● **Work required**: Provide an exact reproduction of every entry.

··· Data provided

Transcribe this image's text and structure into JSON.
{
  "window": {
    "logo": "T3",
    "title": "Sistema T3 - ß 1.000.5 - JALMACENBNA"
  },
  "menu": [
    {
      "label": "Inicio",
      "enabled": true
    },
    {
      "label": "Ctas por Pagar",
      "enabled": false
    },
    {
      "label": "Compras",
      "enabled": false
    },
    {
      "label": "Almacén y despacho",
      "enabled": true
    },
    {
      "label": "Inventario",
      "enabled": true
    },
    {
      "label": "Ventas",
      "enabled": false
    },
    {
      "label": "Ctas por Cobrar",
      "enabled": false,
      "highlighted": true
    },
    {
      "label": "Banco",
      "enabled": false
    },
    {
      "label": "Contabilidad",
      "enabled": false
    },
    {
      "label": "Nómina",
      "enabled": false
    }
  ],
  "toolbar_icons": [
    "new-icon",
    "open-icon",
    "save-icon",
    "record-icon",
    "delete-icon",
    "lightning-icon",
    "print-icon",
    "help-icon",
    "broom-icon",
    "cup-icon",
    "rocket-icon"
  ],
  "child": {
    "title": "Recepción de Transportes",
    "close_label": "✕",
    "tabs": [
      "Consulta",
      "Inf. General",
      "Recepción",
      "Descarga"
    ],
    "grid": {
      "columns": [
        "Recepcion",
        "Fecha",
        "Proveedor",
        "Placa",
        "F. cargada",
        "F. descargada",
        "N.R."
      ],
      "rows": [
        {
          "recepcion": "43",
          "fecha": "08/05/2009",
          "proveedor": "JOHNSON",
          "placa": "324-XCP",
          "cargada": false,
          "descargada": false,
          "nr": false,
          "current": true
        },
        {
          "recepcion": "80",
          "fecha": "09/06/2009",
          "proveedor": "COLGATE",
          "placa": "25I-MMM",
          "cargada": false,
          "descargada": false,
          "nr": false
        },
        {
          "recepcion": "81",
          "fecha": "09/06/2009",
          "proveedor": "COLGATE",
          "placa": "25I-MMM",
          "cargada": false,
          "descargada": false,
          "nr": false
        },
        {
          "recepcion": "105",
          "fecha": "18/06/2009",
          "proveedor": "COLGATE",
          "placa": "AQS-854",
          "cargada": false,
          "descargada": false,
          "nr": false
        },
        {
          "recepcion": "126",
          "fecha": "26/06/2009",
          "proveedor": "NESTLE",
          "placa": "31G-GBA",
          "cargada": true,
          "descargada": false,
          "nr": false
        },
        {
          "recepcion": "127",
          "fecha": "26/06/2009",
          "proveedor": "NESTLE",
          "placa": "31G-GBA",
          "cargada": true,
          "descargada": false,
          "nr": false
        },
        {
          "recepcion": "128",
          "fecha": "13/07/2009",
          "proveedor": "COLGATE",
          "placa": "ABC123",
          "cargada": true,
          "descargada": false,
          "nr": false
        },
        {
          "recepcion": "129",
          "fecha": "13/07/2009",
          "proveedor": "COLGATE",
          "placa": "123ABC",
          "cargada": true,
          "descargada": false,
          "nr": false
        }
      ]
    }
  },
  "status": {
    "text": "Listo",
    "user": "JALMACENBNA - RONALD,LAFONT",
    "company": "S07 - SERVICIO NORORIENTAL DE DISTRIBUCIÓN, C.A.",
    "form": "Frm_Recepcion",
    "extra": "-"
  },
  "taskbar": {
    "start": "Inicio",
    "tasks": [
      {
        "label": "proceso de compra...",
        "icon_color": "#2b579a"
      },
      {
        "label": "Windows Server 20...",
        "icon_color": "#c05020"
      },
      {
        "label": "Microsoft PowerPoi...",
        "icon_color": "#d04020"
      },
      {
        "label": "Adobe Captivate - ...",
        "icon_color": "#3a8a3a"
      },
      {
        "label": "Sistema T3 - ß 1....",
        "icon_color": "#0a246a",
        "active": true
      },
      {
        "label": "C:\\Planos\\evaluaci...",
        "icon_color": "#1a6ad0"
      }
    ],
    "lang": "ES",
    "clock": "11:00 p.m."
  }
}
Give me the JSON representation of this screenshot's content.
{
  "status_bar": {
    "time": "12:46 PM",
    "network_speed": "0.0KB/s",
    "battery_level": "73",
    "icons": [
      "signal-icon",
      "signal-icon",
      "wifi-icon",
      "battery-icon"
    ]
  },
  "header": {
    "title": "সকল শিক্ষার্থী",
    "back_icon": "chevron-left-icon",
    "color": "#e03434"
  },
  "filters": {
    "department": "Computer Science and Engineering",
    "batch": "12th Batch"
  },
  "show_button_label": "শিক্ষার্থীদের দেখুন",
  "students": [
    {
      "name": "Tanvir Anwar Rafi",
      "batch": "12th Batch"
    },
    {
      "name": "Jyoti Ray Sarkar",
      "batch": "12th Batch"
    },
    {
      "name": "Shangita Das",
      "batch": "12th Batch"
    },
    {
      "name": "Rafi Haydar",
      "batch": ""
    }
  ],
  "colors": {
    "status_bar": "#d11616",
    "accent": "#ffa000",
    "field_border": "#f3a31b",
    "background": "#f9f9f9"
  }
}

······

● **Expected answer**:
Transcribe this image's text and structure into JSON.
{
  "window": {
    "logo": "T3",
    "title": "Sistema T3 - ß 1.000.5 - JALMACENBNA"
  },
  "menu": [
    {
      "label": "Inicio",
      "enabled": true
    },
    {
      "label": "Ctas por Pagar",
      "enabled": false
    },
    {
      "label": "Compras",
      "enabled": false
    },
    {
      "label": "Almacén y despacho",
      "enabled": true
    },
    {
      "label": "Inventario",
      "enabled": true
    },
    {
      "label": "Ventas",
      "enabled": false
    },
    {
      "label": "Ctas por Cobrar",
      "enabled": false,
      "highlighted": true
    },
    {
      "label": "Banco",
      "enabled": false
    },
    {
      "label": "Contabilidad",
      "enabled": false
    },
    {
      "label": "Nómina",
      "enabled": false
    }
  ],
  "toolbar_icons": [
    "new-icon",
    "open-icon",
    "save-icon",
    "record-icon",
    "delete-icon",
    "lightning-icon",
    "print-icon",
    "help-icon",
    "broom-icon",
    "cup-icon",
    "rocket-icon"
  ],
  "child": {
    "title": "Recepción de Transportes",
    "close_label": "✕",
    "tabs": [
      "Consulta",
      "Inf. General",
      "Recepción",
      "Descarga"
    ],
    "grid": {
      "columns": [
        "Recepcion",
        "Fecha",
        "Proveedor",
        "Placa",
        "F. cargada",
        "F. descargada",
        "N.R."
      ],
      "rows": [
        {
          "recepcion": "43",
          "fecha": "08/05/2009",
          "proveedor": "JOHNSON",
          "placa": "324-XCP",
          "cargada": false,
          "descargada": false,
          "nr": false,
          "current": true
        },
        {
          "recepcion": "80",
          "fecha": "09/06/2009",
          "proveedor": "COLGATE",
          "placa": "25I-MMM",
          "cargada": false,
          "descargada": false,
          "nr": false
        },
        {
          "recepcion": "81",
          "fecha": "09/06/2009",
          "proveedor": "COLGATE",
          "placa": "25I-MMM",
          "cargada": false,
          "descargada": false,
          "nr": false
        },
        {
          "recepcion": "105",
          "fecha": "18/06/2009",
          "proveedor": "COLGATE",
          "placa": "AQS-854",
          "cargada": false,
          "descargada": false,
          "nr": false
        },
        {
          "recepcion": "126",
          "fecha": "26/06/2009",
          "proveedor": "NESTLE",
          "placa": "31G-GBA",
          "cargada": true,
          "descargada": false,
          "nr": false
        },
        {
          "recepcion": "127",
          "fecha": "26/06/2009",
          "proveedor": "NESTLE",
          "placa": "31G-GBA",
          "cargada": true,
          "descargada": false,
          "nr": false
        },
        {
          "recepcion": "128",
          "fecha": "13/07/2009",
          "proveedor": "COLGATE",
          "placa": "ABC123",
          "cargada": true,
          "descargada": false,
          "nr": false
        },
        {
          "recepcion": "129",
          "fecha": "13/07/2009",
          "proveedor": "COLGATE",
          "placa": "123ABC",
          "cargada": true,
          "descargada": false,
          "nr": false
        }
      ]
    }
  },
  "status": {
    "text": "Listo",
    "user": "JALMACENBNA - RONALD,LAFONT",
    "company": "S07 - SERVICIO NORORIENTAL DE DISTRIBUCIÓN, C.A.",
    "form": "Frm_Recepcion",
    "extra": "-"
  },
  "taskbar": {
    "start": "Inicio",
    "tasks": [
      {
        "label": "proceso de compra...",
        "icon_color": "#2b579a"
      },
      {
        "label": "Windows Server 20...",
        "icon_color": "#c05020"
      },
      {
        "label": "Microsoft PowerPoi...",
        "icon_color": "#d04020"
      },
      {
        "label": "Adobe Captivate - ...",
        "icon_color": "#3a8a3a"
      },
      {
        "label": "Sistema T3 - ß 1....",
        "icon_color": "#0a246a",
        "active": true
      },
      {
        "label": "C:\\Planos\\evaluaci...",
        "icon_color": "#1a6ad0"
      }
    ],
    "lang": "ES",
    "clock": "11:00 p.m."
  }
}
Give me the JSON representation of this screenshot's content.
{
  "status_bar": {
    "time": "12:46 PM",
    "network_speed": "0.0KB/s",
    "battery_level": "73",
    "icons": [
      "signal-icon",
      "signal-icon",
      "wifi-icon",
      "battery-icon"
    ]
  },
  "header": {
    "title": "সকল শিক্ষার্থী",
    "back_icon": "chevron-left-icon",
    "color": "#e03434"
  },
  "filters": {
    "department": "Computer Science and Engineering",
    "batch": "12th Batch"
  },
  "show_button_label": "শিক্ষার্থীদের দেখুন",
  "students": [
    {
      "name": "Tanvir Anwar Rafi",
      "batch": "12th Batch"
    },
    {
      "name": "Jyoti Ray Sarkar",
      "batch": "12th Batch"
    },
    {
      "name": "Shangita Das",
      "batch": "12th Batch"
    },
    {
      "name": "Rafi Haydar",
      "batch": ""
    }
  ],
  "colors": {
    "status_bar": "#d11616",
    "accent": "#ffa000",
    "field_border": "#f3a31b",
    "background": "#f9f9f9"
  }
}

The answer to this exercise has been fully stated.